Records for this exercise section start

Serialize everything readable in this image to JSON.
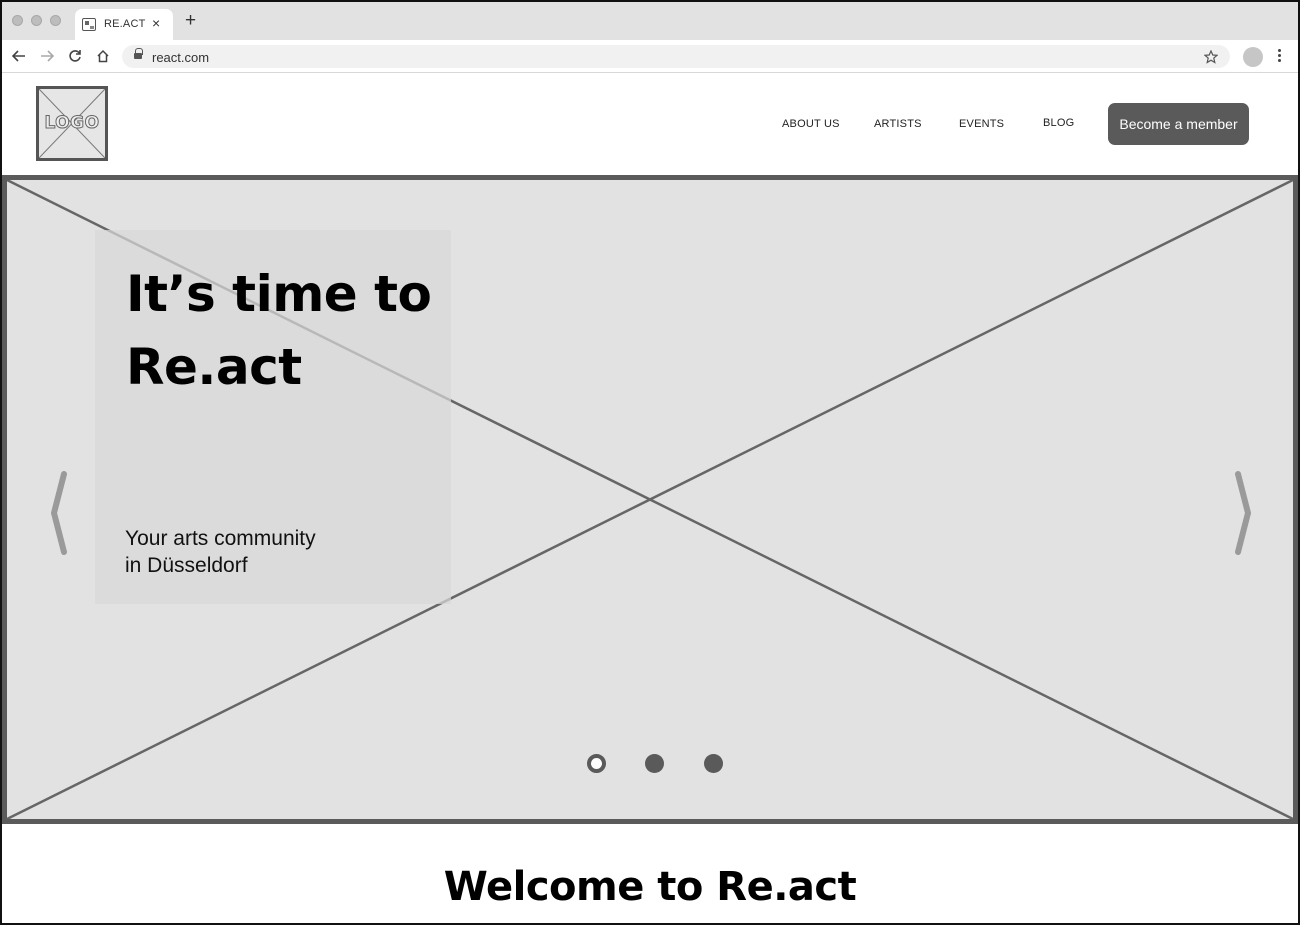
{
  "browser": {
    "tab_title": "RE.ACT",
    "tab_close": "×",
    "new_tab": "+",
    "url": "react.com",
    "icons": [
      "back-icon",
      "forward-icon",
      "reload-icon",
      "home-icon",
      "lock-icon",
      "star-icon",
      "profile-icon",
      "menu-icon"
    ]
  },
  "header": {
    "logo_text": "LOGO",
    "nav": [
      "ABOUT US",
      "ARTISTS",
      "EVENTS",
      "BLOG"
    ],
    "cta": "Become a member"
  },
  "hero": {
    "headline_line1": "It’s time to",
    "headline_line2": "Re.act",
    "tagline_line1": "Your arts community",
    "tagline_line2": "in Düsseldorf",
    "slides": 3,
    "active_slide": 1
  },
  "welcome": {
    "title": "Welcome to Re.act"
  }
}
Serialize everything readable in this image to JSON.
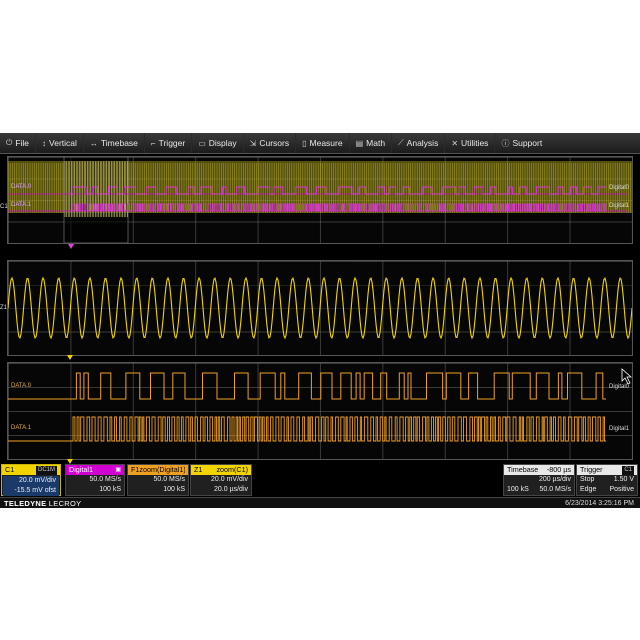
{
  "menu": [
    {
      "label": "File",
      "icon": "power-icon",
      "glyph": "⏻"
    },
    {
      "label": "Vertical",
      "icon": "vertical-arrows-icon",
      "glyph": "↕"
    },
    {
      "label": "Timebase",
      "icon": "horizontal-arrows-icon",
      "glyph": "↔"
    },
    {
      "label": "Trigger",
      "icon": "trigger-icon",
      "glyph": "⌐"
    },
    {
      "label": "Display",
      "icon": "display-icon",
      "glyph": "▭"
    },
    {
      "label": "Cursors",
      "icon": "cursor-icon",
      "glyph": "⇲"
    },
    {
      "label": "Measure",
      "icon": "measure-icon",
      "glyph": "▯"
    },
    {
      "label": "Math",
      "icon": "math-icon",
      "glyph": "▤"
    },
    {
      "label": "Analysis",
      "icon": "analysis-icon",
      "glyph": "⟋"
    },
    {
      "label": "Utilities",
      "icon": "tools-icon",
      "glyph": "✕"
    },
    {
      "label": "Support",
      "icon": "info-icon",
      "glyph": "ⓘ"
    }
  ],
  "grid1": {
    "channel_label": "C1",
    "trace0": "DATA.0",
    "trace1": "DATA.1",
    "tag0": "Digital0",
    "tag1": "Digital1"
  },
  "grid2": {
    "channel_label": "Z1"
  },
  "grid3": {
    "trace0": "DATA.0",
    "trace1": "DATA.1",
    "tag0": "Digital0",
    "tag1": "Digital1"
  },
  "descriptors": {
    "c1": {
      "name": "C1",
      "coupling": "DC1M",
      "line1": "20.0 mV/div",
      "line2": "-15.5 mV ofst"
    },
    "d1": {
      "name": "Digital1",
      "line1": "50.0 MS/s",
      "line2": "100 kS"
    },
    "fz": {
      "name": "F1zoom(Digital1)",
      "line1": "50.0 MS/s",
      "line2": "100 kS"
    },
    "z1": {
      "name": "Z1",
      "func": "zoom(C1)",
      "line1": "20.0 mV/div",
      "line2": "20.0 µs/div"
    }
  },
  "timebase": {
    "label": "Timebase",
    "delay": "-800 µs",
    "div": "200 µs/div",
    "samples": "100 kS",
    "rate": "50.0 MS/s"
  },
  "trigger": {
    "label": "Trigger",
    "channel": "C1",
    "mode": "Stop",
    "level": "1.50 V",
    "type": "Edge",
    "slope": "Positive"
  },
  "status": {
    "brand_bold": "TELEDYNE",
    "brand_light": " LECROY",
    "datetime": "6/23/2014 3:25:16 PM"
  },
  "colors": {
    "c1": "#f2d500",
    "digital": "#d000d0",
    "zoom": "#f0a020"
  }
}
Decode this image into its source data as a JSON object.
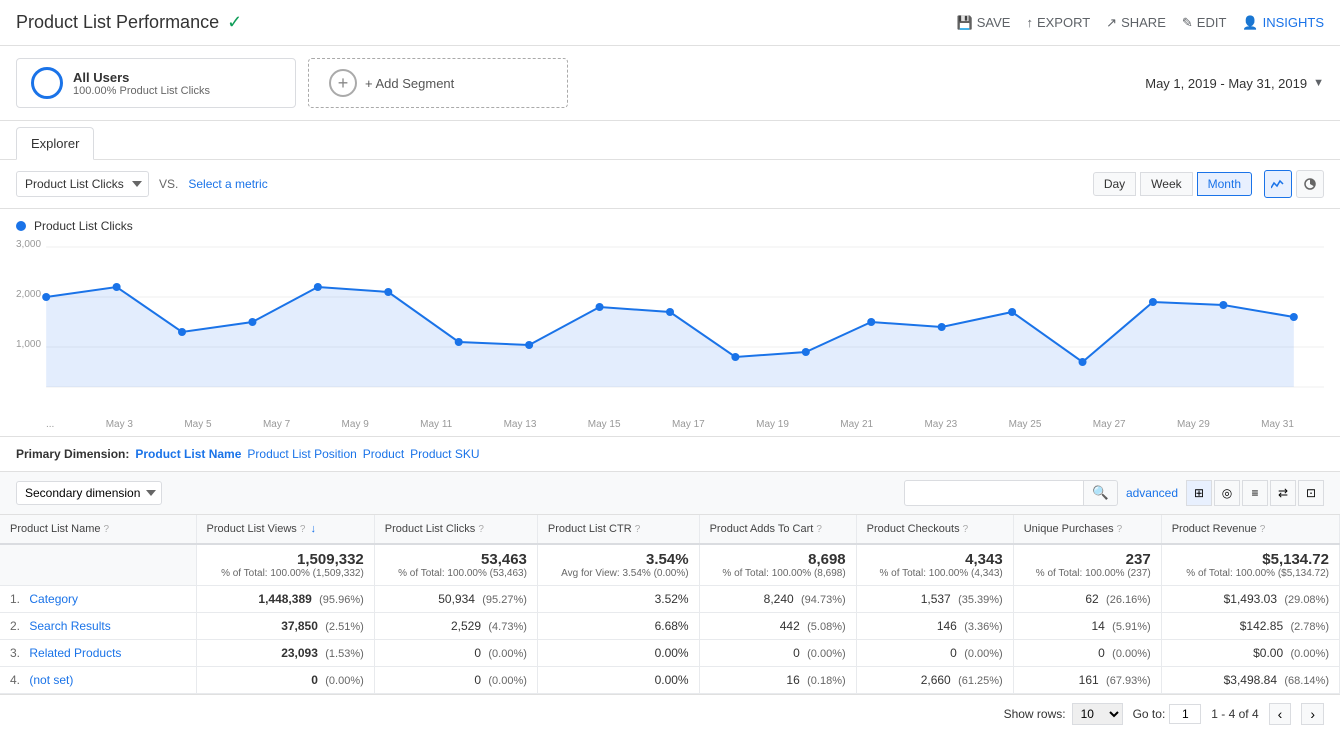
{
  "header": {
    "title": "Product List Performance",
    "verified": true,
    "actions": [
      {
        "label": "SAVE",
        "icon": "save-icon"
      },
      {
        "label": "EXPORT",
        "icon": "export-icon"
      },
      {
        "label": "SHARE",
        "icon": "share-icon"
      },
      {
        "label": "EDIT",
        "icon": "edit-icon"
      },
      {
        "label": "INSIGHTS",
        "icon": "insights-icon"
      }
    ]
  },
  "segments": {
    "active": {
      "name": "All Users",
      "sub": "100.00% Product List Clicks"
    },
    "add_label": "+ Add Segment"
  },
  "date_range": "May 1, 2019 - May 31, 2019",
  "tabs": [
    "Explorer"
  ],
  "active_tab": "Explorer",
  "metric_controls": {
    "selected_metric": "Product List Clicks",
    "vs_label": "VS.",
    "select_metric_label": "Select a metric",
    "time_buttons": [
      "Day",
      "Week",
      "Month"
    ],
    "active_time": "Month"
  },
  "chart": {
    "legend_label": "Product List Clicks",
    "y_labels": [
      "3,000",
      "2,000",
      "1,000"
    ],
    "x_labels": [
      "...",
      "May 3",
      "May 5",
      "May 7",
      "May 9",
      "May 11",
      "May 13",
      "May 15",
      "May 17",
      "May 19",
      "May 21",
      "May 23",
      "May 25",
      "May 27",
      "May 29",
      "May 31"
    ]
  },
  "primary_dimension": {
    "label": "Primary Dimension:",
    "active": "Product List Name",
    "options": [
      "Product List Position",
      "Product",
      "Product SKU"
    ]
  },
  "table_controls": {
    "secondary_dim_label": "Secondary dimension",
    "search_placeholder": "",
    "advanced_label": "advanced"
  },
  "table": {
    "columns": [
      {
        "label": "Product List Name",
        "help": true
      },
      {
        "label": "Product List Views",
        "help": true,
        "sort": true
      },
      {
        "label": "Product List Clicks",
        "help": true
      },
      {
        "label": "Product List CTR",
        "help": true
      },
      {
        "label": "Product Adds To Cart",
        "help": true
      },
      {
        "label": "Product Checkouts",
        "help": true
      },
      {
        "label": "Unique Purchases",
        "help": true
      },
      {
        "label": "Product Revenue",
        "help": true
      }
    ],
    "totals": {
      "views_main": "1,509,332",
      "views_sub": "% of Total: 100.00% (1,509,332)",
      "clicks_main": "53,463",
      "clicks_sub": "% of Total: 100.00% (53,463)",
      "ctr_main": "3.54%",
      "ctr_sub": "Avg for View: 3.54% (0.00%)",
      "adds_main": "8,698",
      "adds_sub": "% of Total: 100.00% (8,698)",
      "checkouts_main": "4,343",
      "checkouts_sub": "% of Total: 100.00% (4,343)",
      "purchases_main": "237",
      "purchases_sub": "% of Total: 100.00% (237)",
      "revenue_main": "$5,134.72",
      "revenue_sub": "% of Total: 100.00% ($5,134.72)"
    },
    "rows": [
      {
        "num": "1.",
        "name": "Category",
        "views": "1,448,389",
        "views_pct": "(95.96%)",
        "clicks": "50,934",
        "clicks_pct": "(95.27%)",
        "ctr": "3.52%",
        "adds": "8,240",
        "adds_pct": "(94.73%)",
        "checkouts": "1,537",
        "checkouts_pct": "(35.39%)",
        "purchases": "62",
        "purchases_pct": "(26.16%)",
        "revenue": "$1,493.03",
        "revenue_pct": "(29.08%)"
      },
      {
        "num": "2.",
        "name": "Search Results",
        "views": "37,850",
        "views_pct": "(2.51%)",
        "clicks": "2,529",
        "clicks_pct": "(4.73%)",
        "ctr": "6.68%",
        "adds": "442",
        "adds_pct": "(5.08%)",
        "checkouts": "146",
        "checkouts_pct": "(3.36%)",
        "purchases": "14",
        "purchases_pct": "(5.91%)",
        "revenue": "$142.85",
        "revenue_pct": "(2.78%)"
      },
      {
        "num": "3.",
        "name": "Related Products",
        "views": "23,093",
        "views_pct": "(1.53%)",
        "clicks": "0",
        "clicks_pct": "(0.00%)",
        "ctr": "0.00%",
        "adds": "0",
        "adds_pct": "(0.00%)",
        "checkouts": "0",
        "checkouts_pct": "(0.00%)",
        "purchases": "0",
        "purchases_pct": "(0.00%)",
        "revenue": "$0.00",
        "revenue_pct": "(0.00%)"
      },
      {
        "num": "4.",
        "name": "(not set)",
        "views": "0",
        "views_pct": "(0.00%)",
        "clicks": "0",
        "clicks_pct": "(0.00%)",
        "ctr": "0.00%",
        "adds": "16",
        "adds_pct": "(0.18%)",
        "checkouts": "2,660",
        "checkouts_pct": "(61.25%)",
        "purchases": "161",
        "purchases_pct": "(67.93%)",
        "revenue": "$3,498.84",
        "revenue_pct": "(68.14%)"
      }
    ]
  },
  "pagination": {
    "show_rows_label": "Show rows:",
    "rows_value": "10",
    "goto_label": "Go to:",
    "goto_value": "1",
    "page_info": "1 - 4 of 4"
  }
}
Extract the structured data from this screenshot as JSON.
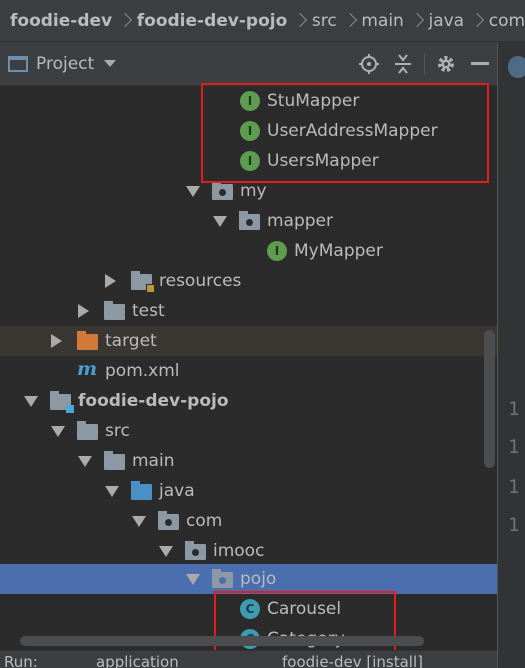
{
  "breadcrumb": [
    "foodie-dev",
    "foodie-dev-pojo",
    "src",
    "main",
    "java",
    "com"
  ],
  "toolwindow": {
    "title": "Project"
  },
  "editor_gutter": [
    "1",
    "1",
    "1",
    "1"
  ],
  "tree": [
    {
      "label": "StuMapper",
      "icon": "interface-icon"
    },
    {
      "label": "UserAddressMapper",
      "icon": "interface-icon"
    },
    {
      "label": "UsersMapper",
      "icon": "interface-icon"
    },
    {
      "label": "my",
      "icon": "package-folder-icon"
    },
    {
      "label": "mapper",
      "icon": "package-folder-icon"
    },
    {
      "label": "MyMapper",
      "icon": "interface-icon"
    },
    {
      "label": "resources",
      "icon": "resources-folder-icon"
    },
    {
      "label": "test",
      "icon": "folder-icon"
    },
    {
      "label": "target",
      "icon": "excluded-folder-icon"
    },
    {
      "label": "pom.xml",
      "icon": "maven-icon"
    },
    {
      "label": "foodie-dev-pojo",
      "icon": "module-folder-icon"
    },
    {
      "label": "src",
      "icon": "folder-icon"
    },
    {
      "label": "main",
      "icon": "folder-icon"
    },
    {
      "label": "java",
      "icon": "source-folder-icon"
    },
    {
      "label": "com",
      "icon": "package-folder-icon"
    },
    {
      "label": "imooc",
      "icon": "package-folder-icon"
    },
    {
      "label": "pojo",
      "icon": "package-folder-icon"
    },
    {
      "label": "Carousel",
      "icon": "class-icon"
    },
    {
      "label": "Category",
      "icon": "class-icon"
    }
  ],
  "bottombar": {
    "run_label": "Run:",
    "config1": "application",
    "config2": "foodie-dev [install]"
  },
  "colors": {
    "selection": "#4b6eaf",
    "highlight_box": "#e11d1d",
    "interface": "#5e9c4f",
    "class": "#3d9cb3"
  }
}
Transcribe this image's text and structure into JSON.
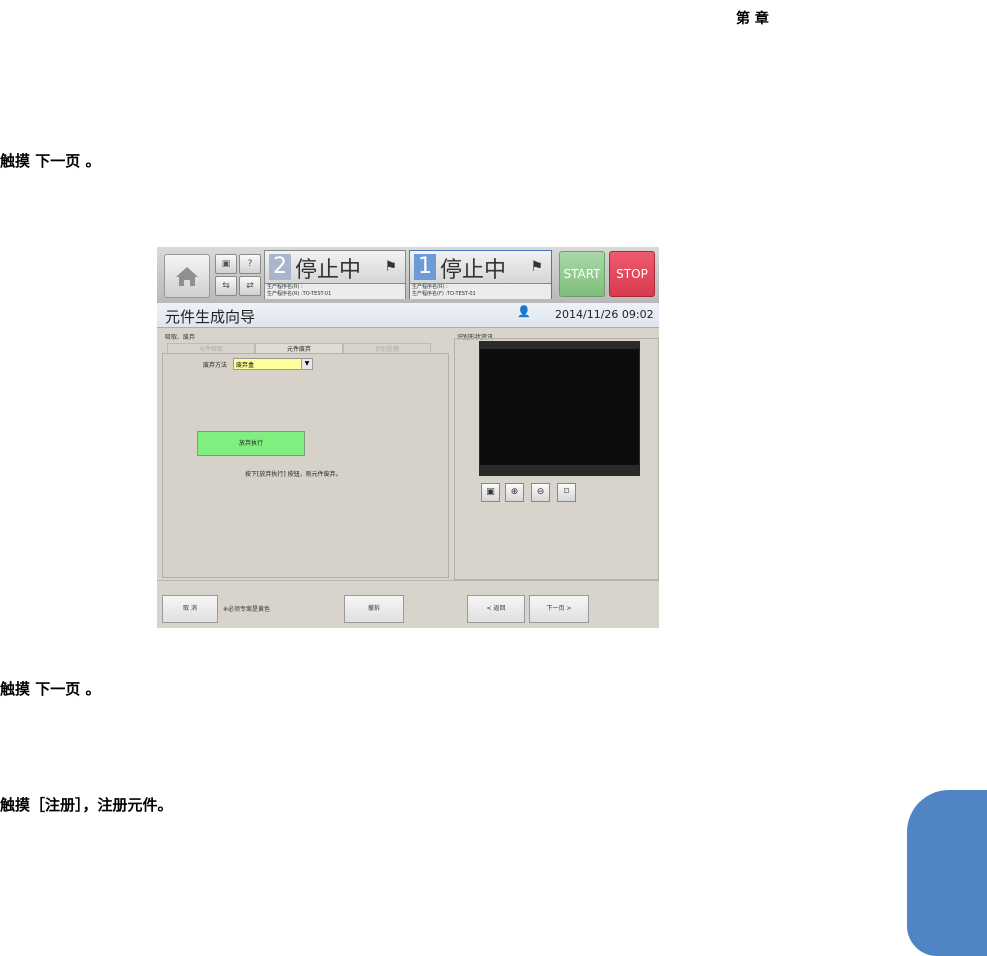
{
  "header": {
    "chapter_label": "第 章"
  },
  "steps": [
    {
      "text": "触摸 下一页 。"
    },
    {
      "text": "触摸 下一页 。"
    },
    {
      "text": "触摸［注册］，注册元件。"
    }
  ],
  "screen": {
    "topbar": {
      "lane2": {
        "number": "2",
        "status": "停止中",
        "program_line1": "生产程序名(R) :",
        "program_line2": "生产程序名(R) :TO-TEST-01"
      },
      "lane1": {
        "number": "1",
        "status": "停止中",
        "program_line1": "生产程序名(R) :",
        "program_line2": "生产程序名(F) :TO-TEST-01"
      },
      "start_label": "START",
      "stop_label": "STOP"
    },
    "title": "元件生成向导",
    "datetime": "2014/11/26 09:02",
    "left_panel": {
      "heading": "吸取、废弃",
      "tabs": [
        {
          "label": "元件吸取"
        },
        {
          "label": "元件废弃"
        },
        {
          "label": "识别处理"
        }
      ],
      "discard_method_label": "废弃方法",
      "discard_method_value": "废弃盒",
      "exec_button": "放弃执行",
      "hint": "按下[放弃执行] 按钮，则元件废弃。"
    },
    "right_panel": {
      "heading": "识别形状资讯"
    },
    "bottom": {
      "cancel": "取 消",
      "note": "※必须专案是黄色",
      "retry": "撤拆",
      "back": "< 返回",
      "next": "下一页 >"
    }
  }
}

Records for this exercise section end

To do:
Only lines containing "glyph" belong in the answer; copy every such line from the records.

Completed task:
      "glyph": "⏻"
      "glyph": "↕"
      "glyph": "↔"
      "glyph": "⌐"
      "glyph": "▭"
      "glyph": "⇲"
      "glyph": "▯"
      "glyph": "▤"
      "glyph": "⟋"
      "glyph": "✕"
      "glyph": "ⓘ"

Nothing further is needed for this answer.